Your task ▸
Word for word, return each entry that follows, with every image removed.

______

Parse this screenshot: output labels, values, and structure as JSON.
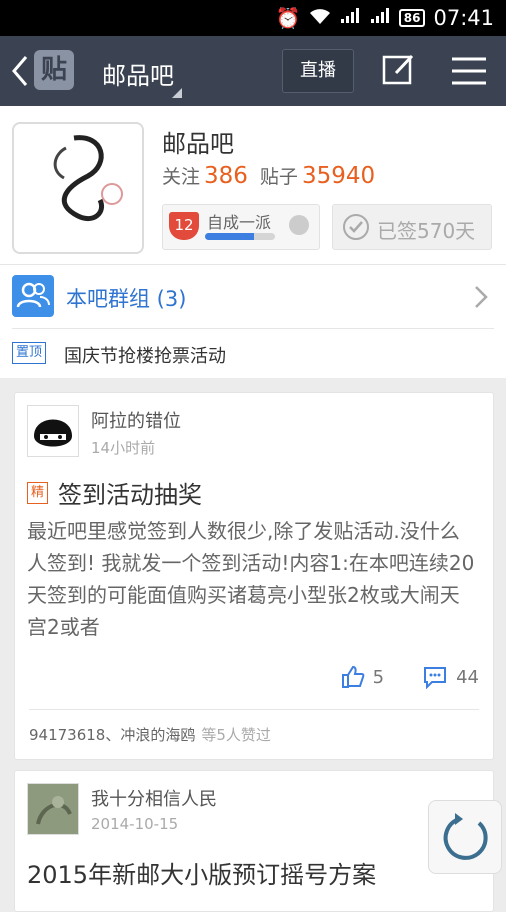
{
  "status_bar": {
    "battery": "86",
    "time": "07:41"
  },
  "nav": {
    "logo_char": "贴",
    "title": "邮品吧",
    "live_label": "直播"
  },
  "forum": {
    "name": "邮品吧",
    "follow_label": "关注",
    "follow_count": "386",
    "posts_label": "贴子",
    "posts_count": "35940",
    "level": {
      "badge": "12",
      "name": "自成一派",
      "progress": 0.7
    },
    "signed_label": "已签570天",
    "logo_text": "邮品吧"
  },
  "group": {
    "label": "本吧群组 (3)"
  },
  "pinned": {
    "tag": "置顶",
    "text": "国庆节抢楼抢票活动"
  },
  "posts": [
    {
      "author": "阿拉的错位",
      "time": "14小时前",
      "tag": "精",
      "title": "签到活动抽奖",
      "body": "最近吧里感觉签到人数很少,除了发贴活动.没什么人签到! 我就发一个签到活动!内容1:在本吧连续20天签到的可能面值购买诸葛亮小型张2枚或大闹天宫2或者",
      "likes": "5",
      "comments": "44",
      "liked_by": "94173618、冲浪的海鸥",
      "liked_more": "等5人赞过"
    },
    {
      "author": "我十分相信人民",
      "time": "2014-10-15",
      "title": "2015年新邮大小版预订摇号方案"
    }
  ],
  "colors": {
    "nav_bg": "#3b4352",
    "accent_orange": "#e8601f",
    "accent_blue": "#2f74d1"
  }
}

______

Solution for this task ▸
Parse this screenshot: output labels, values, and structure as JSON.
{
  "status_bar": {
    "battery": "86",
    "time": "07:41"
  },
  "nav": {
    "logo_char": "贴",
    "title": "邮品吧",
    "live_label": "直播"
  },
  "forum": {
    "name": "邮品吧",
    "follow_label": "关注",
    "follow_count": "386",
    "posts_label": "贴子",
    "posts_count": "35940",
    "level": {
      "badge": "12",
      "name": "自成一派",
      "progress": 0.7
    },
    "signed_label": "已签570天",
    "logo_text": "邮品吧"
  },
  "group": {
    "label": "本吧群组 (3)"
  },
  "pinned": {
    "tag": "置顶",
    "text": "国庆节抢楼抢票活动"
  },
  "posts": [
    {
      "author": "阿拉的错位",
      "time": "14小时前",
      "tag": "精",
      "title": "签到活动抽奖",
      "body": "最近吧里感觉签到人数很少,除了发贴活动.没什么人签到! 我就发一个签到活动!内容1:在本吧连续20天签到的可能面值购买诸葛亮小型张2枚或大闹天宫2或者",
      "likes": "5",
      "comments": "44",
      "liked_by": "94173618、冲浪的海鸥",
      "liked_more": "等5人赞过"
    },
    {
      "author": "我十分相信人民",
      "time": "2014-10-15",
      "title": "2015年新邮大小版预订摇号方案"
    }
  ],
  "colors": {
    "nav_bg": "#3b4352",
    "accent_orange": "#e8601f",
    "accent_blue": "#2f74d1"
  }
}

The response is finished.